* EXERCISE DETAILS: Exclude the pictures and set down, unaltered, the lines from the one that holds "Serialize everything readable" through the end of the data.

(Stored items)
------------------------------------

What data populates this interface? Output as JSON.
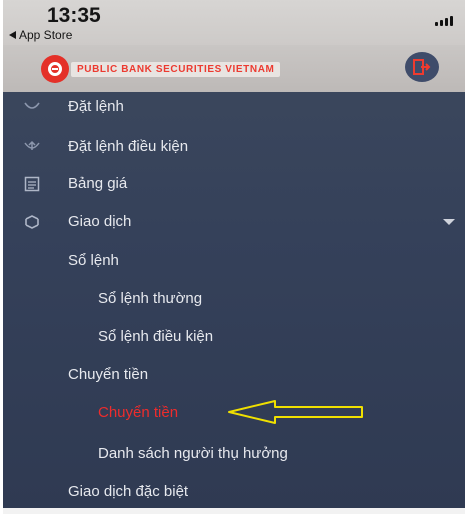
{
  "status_bar": {
    "time": "13:35",
    "back_label": "App Store"
  },
  "header": {
    "brand": "PUBLIC BANK SECURITIES VIETNAM",
    "logout_icon": "logout-icon"
  },
  "menu": [
    {
      "label": "Đặt lệnh",
      "icon": "order-icon",
      "level": 0
    },
    {
      "label": "Đặt lệnh điều kiện",
      "icon": "conditional-order-icon",
      "level": 0
    },
    {
      "label": "Bảng giá",
      "icon": "price-board-icon",
      "level": 0
    },
    {
      "label": "Giao dịch",
      "icon": "transaction-icon",
      "level": 0,
      "expanded": true
    },
    {
      "label": "Sổ lệnh",
      "level": 1
    },
    {
      "label": "Sổ lệnh thường",
      "level": 2
    },
    {
      "label": "Sổ lệnh điều kiện",
      "level": 2
    },
    {
      "label": "Chuyển tiền",
      "level": 1
    },
    {
      "label": "Chuyển tiền",
      "level": 2,
      "active": true
    },
    {
      "label": "Danh sách người thụ hưởng",
      "level": 2
    },
    {
      "label": "Giao dịch đặc biệt",
      "level": 1
    }
  ],
  "colors": {
    "menu_bg": "#35415a",
    "active_text": "#ee2c2c",
    "brand_red": "#e43028",
    "annotation_arrow": "#f0e000"
  }
}
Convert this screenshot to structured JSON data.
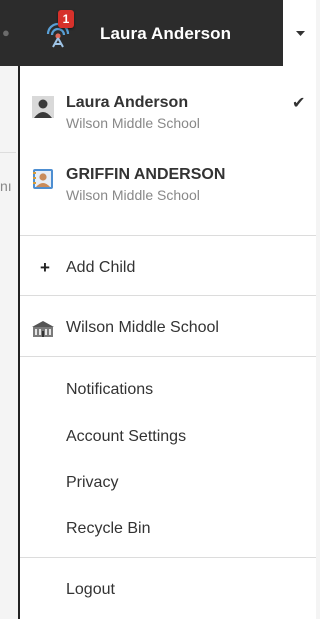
{
  "header": {
    "notification_count": "1",
    "user_name": "Laura Anderson"
  },
  "background": {
    "fragment_text": "nı"
  },
  "dropdown": {
    "accounts": [
      {
        "name": "Laura Anderson",
        "school": "Wilson Middle School",
        "selected_mark": "✔",
        "icon": "person-icon"
      },
      {
        "name": "GRIFFIN ANDERSON",
        "school": "Wilson Middle School",
        "icon": "student-id-icon"
      }
    ],
    "add_child_label": "Add Child",
    "school_label": "Wilson Middle School",
    "menu_items": [
      "Notifications",
      "Account Settings",
      "Privacy",
      "Recycle Bin"
    ],
    "logout_label": "Logout"
  },
  "colors": {
    "topbar": "#2c2c2c",
    "badge": "#d6312b",
    "separator": "#dcdcdc",
    "secondary_text": "#888888"
  }
}
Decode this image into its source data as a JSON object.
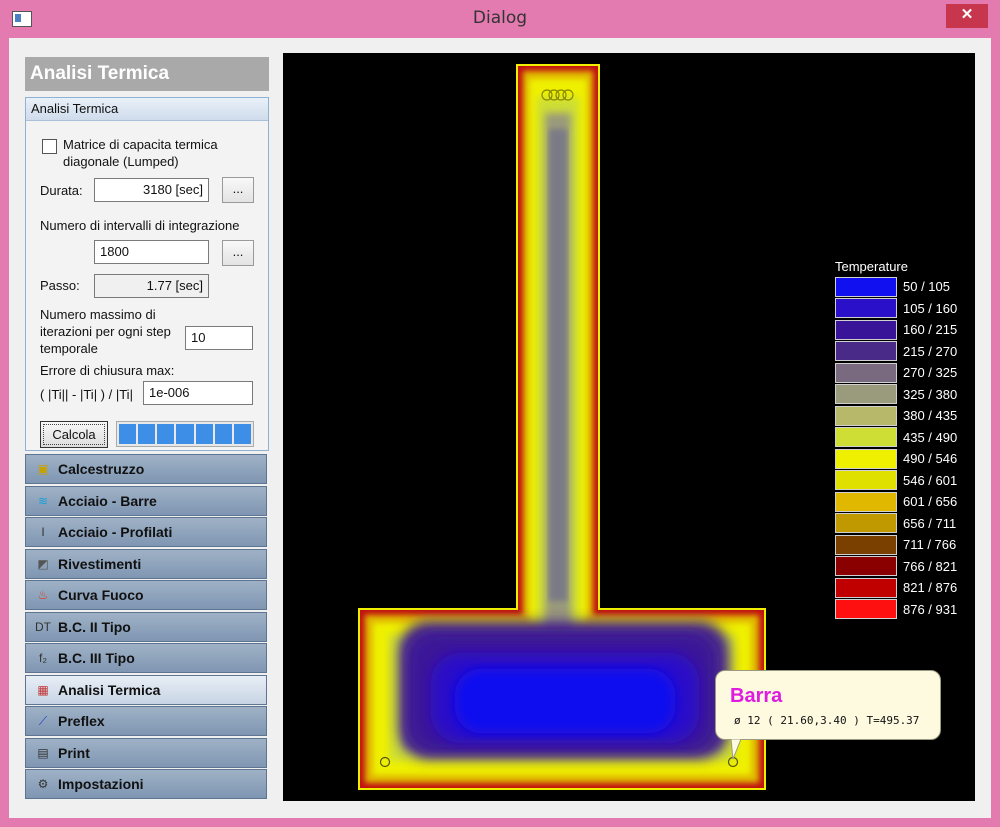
{
  "window": {
    "title": "Dialog",
    "close_label": "✕"
  },
  "panel": {
    "title": "Analisi Termica"
  },
  "group": {
    "header": "Analisi Termica",
    "lumped_label_1": "Matrice di capacita termica",
    "lumped_label_2": "diagonale (Lumped)",
    "durata_label": "Durata:",
    "durata_value": "3180 [sec]",
    "dots": "...",
    "intervalli_label": "Numero di intervalli di integrazione",
    "intervalli_value": "1800",
    "passo_label": "Passo:",
    "passo_value": "1.77 [sec]",
    "iter_label_1": "Numero massimo di",
    "iter_label_2": "iterazioni per ogni step",
    "iter_label_3": "temporale",
    "iter_value": "10",
    "errore_label": "Errore di chiusura max:",
    "errore_formula": "( |Ti|| - |Ti| ) / |Ti|",
    "errore_value": "1e-006",
    "calcola": "Calcola"
  },
  "nav": [
    {
      "label": "Calcestruzzo",
      "icon": "concrete-icon",
      "glyph": "▣",
      "color": "#c8a000",
      "active": false
    },
    {
      "label": "Acciaio - Barre",
      "icon": "rebar-icon",
      "glyph": "≋",
      "color": "#1aa0d8",
      "active": false
    },
    {
      "label": "Acciaio - Profilati",
      "icon": "i-beam-icon",
      "glyph": "I",
      "color": "#333333",
      "active": false
    },
    {
      "label": "Rivestimenti",
      "icon": "coating-icon",
      "glyph": "◩",
      "color": "#555555",
      "active": false
    },
    {
      "label": "Curva Fuoco",
      "icon": "fire-icon",
      "glyph": "♨",
      "color": "#e03a10",
      "active": false
    },
    {
      "label": "B.C. II Tipo",
      "icon": "bc2-icon",
      "glyph": "DT",
      "color": "#333333",
      "active": false
    },
    {
      "label": "B.C. III Tipo",
      "icon": "bc3-icon",
      "glyph": "f₂",
      "color": "#333333",
      "active": false
    },
    {
      "label": "Analisi Termica",
      "icon": "thermal-analysis-icon",
      "glyph": "▦",
      "color": "#c03030",
      "active": true
    },
    {
      "label": "Preflex",
      "icon": "preflex-icon",
      "glyph": "⟋",
      "color": "#2040c0",
      "active": false
    },
    {
      "label": "Print",
      "icon": "print-icon",
      "glyph": "▤",
      "color": "#333333",
      "active": false
    },
    {
      "label": "Impostazioni",
      "icon": "settings-icon",
      "glyph": "⚙",
      "color": "#333333",
      "active": false
    }
  ],
  "legend": {
    "title": "Temperature",
    "items": [
      {
        "label": "50 / 105",
        "color": "#1010f0"
      },
      {
        "label": "105 / 160",
        "color": "#2a10c8"
      },
      {
        "label": "160 / 215",
        "color": "#3a1498"
      },
      {
        "label": "215 / 270",
        "color": "#4a2a88"
      },
      {
        "label": "270 / 325",
        "color": "#7a6a80"
      },
      {
        "label": "325 / 380",
        "color": "#9a9a7c"
      },
      {
        "label": "380 / 435",
        "color": "#b8b86a"
      },
      {
        "label": "435 / 490",
        "color": "#cede34"
      },
      {
        "label": "490 / 546",
        "color": "#eef000"
      },
      {
        "label": "546 / 601",
        "color": "#e0e000"
      },
      {
        "label": "601 / 656",
        "color": "#e0b800"
      },
      {
        "label": "656 / 711",
        "color": "#c09800"
      },
      {
        "label": "711 / 766",
        "color": "#7a4000"
      },
      {
        "label": "766 / 821",
        "color": "#8a0000"
      },
      {
        "label": "821 / 876",
        "color": "#c00000"
      },
      {
        "label": "876 / 931",
        "color": "#ff1010"
      }
    ]
  },
  "tooltip": {
    "title": "Barra",
    "detail": "ø 12 ( 21.60,3.40 ) T=495.37"
  },
  "colors": {
    "outer_edge": "#cc1010",
    "bg": "#000000"
  }
}
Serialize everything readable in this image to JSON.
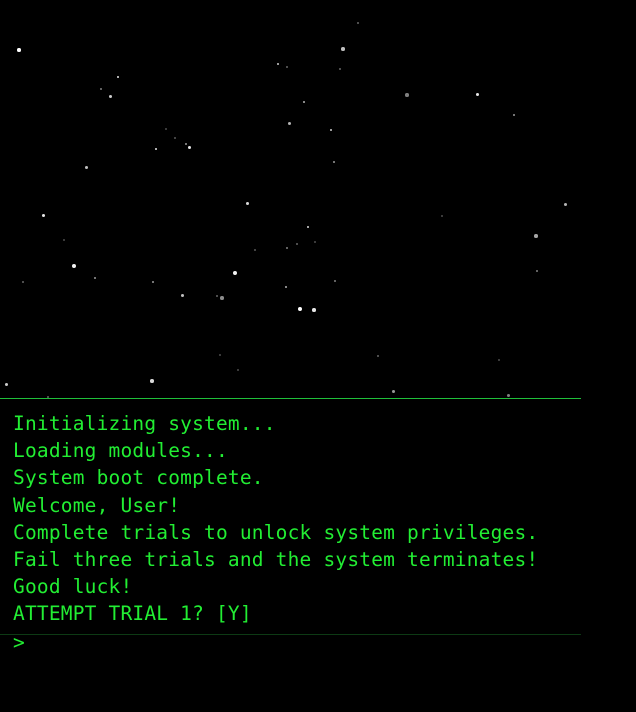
{
  "terminal": {
    "lines": [
      "Initializing system...",
      "Loading modules...",
      "System boot complete.",
      "Welcome, User!",
      "Complete trials to unlock system privileges.",
      "Fail three trials and the system terminates!",
      "Good luck!",
      "ATTEMPT TRIAL 1? [Y]"
    ],
    "prompt_symbol": ">",
    "input_value": ""
  },
  "colors": {
    "text": "#22ee33",
    "background": "#000000",
    "divider": "#1fbf3a"
  }
}
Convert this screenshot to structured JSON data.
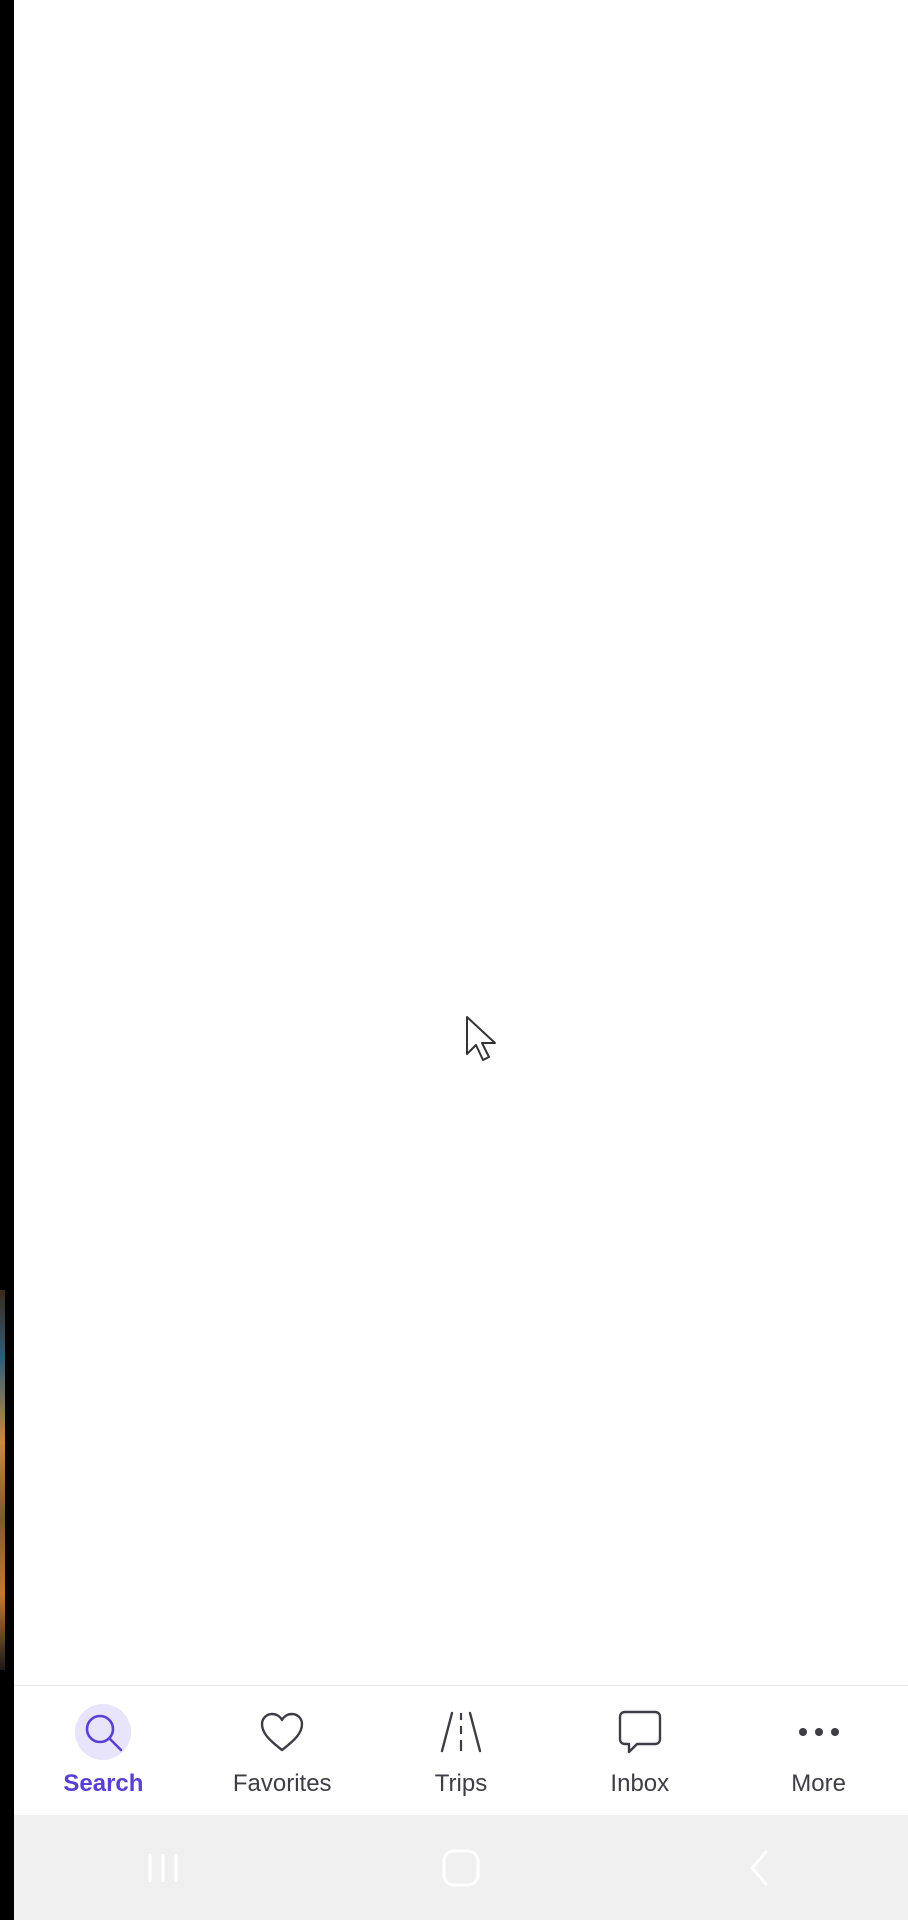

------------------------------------

* EXERCISE ANSWER:
Serialize everything readable in this image to JSON.
{
  "terminal": {
    "lines": [
      "Initializing system...",
      "Loading modules...",
      "System boot complete.",
      "Welcome, User!",
      "Complete trials to unlock system privileges.",
      "Fail three trials and the system terminates!",
      "Good luck!",
      "ATTEMPT TRIAL 1? [Y]"
    ],
    "prompt_symbol": ">",
    "input_value": ""
  },
  "colors": {
    "text": "#22ee33",
    "background": "#000000",
    "divider": "#1fbf3a"
  }
}
Convert this screenshot to structured JSON data.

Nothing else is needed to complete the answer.